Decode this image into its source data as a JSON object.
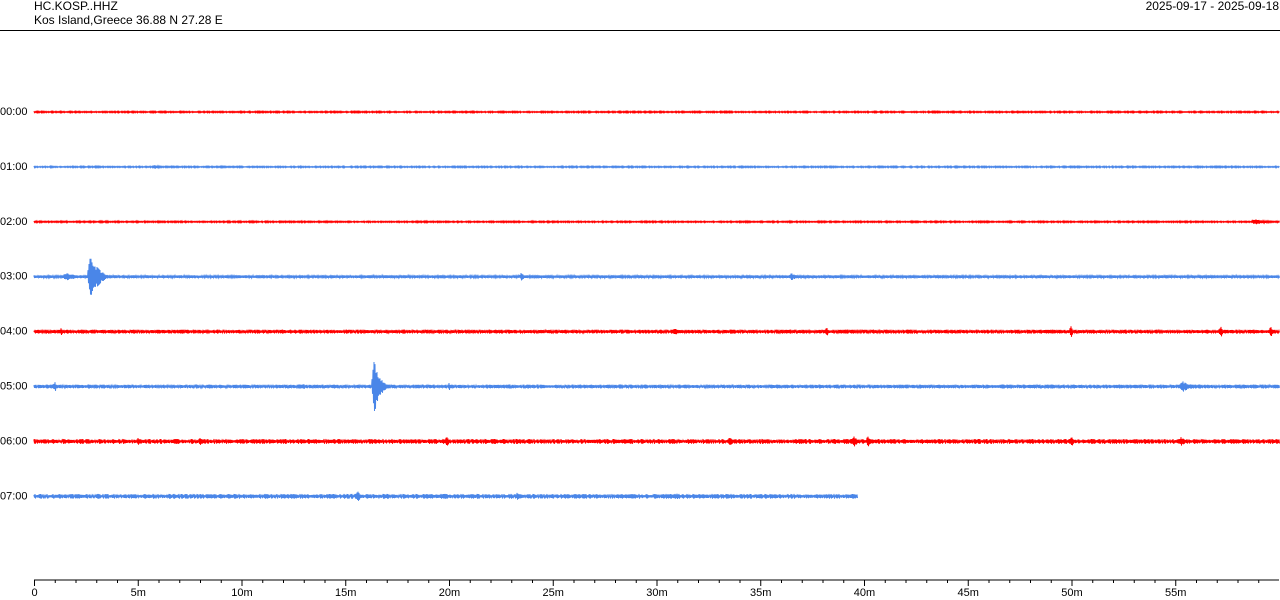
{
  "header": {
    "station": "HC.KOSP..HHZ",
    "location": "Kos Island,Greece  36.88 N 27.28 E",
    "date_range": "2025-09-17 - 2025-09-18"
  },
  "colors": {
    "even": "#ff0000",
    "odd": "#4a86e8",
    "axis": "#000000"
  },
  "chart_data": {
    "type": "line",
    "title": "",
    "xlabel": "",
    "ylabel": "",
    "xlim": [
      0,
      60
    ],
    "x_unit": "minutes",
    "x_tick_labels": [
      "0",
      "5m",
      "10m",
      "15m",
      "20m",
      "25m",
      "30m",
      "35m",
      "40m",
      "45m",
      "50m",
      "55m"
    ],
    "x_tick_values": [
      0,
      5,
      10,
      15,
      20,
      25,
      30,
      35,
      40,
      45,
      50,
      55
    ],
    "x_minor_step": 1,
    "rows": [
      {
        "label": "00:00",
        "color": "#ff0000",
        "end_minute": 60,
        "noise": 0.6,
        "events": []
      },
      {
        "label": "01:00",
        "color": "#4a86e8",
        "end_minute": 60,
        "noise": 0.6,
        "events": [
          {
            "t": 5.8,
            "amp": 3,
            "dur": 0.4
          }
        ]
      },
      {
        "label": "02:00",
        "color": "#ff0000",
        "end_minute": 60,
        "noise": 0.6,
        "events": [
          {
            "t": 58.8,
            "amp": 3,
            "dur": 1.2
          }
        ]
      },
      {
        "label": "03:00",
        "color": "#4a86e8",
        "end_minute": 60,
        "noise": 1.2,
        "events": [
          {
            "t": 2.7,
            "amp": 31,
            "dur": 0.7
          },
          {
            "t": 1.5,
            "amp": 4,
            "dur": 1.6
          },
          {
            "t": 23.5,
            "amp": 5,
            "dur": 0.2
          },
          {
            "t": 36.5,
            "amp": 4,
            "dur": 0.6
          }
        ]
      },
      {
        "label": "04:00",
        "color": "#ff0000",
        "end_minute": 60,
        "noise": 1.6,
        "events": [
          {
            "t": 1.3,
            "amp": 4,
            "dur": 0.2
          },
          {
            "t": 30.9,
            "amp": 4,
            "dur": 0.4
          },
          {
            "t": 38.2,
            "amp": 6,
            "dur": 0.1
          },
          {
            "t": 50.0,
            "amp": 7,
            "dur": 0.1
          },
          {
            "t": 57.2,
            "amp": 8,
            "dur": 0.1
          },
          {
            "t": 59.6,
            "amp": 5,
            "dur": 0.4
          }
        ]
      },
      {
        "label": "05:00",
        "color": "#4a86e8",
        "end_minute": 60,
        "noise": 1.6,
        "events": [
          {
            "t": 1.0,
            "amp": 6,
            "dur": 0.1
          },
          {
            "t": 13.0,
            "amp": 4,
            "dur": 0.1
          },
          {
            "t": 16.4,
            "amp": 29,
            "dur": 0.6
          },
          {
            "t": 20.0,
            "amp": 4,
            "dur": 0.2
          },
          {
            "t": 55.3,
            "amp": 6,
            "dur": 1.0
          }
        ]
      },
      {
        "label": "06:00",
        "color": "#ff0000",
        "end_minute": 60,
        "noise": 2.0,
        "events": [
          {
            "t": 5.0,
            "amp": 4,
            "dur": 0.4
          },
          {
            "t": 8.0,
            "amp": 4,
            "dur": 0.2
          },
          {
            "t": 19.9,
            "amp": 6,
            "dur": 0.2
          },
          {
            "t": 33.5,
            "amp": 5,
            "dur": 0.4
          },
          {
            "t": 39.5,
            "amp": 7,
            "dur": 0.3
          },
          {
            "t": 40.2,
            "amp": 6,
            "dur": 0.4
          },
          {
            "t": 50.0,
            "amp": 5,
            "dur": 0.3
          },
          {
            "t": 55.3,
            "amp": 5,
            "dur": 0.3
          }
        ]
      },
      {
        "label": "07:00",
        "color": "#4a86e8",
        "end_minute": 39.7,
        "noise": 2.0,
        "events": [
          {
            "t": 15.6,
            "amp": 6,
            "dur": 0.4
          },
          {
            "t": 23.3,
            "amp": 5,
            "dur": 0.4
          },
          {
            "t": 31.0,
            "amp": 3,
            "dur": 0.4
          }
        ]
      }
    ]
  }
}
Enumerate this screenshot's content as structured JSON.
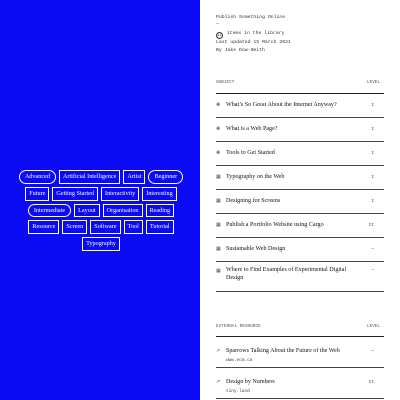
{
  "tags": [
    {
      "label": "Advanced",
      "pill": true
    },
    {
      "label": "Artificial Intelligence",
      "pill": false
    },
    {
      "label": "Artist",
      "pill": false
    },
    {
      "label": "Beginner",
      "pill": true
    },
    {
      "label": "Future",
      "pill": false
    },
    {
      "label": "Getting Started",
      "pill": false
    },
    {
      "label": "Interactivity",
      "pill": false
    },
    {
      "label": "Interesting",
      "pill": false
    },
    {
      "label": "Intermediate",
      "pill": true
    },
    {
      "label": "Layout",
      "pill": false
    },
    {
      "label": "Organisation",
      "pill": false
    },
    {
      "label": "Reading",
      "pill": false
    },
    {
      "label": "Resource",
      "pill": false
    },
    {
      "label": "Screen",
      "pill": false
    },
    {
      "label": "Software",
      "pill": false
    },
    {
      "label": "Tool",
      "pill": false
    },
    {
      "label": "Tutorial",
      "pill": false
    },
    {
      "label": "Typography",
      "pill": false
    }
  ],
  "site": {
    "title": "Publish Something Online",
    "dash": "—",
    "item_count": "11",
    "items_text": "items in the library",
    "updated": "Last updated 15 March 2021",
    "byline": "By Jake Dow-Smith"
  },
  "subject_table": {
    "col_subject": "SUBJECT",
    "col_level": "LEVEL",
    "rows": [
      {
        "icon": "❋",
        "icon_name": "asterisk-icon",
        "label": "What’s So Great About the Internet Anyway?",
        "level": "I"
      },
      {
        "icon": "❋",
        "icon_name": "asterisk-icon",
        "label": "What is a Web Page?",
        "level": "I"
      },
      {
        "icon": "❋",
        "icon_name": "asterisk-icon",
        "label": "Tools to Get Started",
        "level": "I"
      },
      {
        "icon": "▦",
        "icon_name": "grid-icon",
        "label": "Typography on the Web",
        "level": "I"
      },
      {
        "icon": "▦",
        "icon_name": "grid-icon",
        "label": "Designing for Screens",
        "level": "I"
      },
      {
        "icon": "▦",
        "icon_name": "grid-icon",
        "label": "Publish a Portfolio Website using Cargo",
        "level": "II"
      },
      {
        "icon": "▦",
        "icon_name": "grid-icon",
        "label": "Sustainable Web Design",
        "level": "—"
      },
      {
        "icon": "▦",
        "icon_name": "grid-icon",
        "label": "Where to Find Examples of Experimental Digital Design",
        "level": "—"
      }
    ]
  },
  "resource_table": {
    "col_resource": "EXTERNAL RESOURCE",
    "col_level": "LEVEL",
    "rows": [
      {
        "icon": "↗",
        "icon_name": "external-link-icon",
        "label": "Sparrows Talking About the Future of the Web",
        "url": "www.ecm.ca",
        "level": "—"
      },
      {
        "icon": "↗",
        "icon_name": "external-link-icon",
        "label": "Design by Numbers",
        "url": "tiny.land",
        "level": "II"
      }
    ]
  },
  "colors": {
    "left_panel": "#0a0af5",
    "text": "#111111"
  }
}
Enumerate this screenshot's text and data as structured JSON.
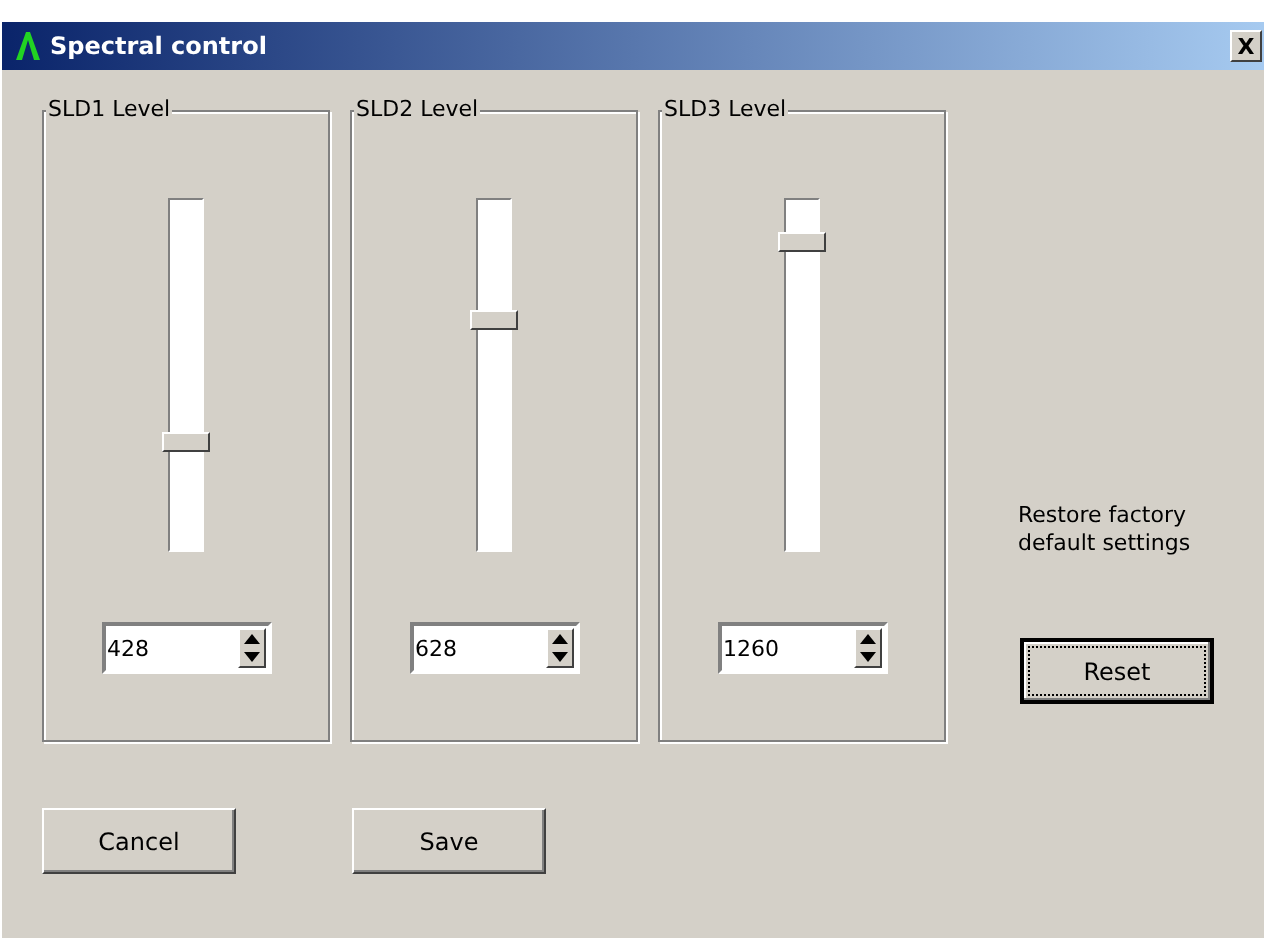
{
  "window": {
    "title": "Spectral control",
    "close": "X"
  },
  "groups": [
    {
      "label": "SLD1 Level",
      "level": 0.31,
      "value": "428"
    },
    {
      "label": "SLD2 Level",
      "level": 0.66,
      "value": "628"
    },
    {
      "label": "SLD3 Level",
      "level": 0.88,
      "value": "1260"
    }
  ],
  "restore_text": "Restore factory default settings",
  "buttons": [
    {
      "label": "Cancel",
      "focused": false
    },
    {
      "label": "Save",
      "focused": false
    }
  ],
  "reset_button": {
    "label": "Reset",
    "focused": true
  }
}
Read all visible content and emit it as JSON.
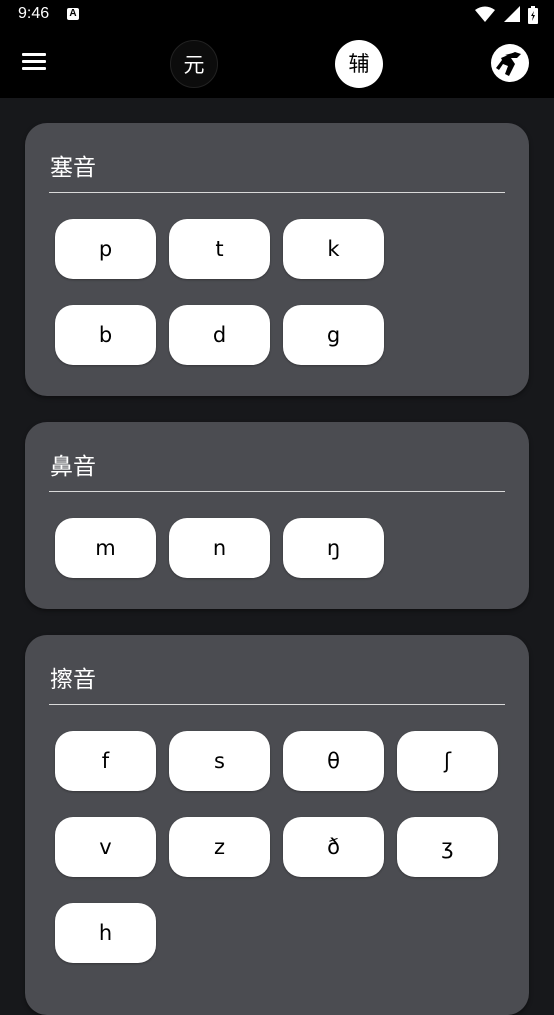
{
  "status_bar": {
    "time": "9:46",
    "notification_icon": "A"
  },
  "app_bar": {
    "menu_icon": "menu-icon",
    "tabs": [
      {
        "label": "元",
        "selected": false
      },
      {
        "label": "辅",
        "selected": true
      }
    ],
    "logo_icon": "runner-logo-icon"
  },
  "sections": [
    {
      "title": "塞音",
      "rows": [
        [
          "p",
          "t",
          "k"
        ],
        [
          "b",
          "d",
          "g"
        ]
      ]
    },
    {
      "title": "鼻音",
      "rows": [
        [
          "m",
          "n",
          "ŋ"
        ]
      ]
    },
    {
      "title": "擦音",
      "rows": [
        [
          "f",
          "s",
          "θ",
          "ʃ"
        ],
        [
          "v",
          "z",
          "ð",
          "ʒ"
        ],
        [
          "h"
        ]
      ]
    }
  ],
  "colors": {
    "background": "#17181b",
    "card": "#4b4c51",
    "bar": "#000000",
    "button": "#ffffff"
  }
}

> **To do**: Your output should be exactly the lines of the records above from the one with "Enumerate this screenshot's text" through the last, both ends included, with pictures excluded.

> **Problem solution**:
Enumerate this screenshot's text and data as structured JSON.
{
  "window": {
    "title": "Spectral control",
    "close": "X"
  },
  "groups": [
    {
      "label": "SLD1 Level",
      "level": 0.31,
      "value": "428"
    },
    {
      "label": "SLD2 Level",
      "level": 0.66,
      "value": "628"
    },
    {
      "label": "SLD3 Level",
      "level": 0.88,
      "value": "1260"
    }
  ],
  "restore_text": "Restore factory default settings",
  "buttons": [
    {
      "label": "Cancel",
      "focused": false
    },
    {
      "label": "Save",
      "focused": false
    }
  ],
  "reset_button": {
    "label": "Reset",
    "focused": true
  }
}
Read all visible content and emit it as JSON.
{
  "status_bar": {
    "time": "9:46",
    "notification_icon": "A"
  },
  "app_bar": {
    "menu_icon": "menu-icon",
    "tabs": [
      {
        "label": "元",
        "selected": false
      },
      {
        "label": "辅",
        "selected": true
      }
    ],
    "logo_icon": "runner-logo-icon"
  },
  "sections": [
    {
      "title": "塞音",
      "rows": [
        [
          "p",
          "t",
          "k"
        ],
        [
          "b",
          "d",
          "g"
        ]
      ]
    },
    {
      "title": "鼻音",
      "rows": [
        [
          "m",
          "n",
          "ŋ"
        ]
      ]
    },
    {
      "title": "擦音",
      "rows": [
        [
          "f",
          "s",
          "θ",
          "ʃ"
        ],
        [
          "v",
          "z",
          "ð",
          "ʒ"
        ],
        [
          "h"
        ]
      ]
    }
  ],
  "colors": {
    "background": "#17181b",
    "card": "#4b4c51",
    "bar": "#000000",
    "button": "#ffffff"
  }
}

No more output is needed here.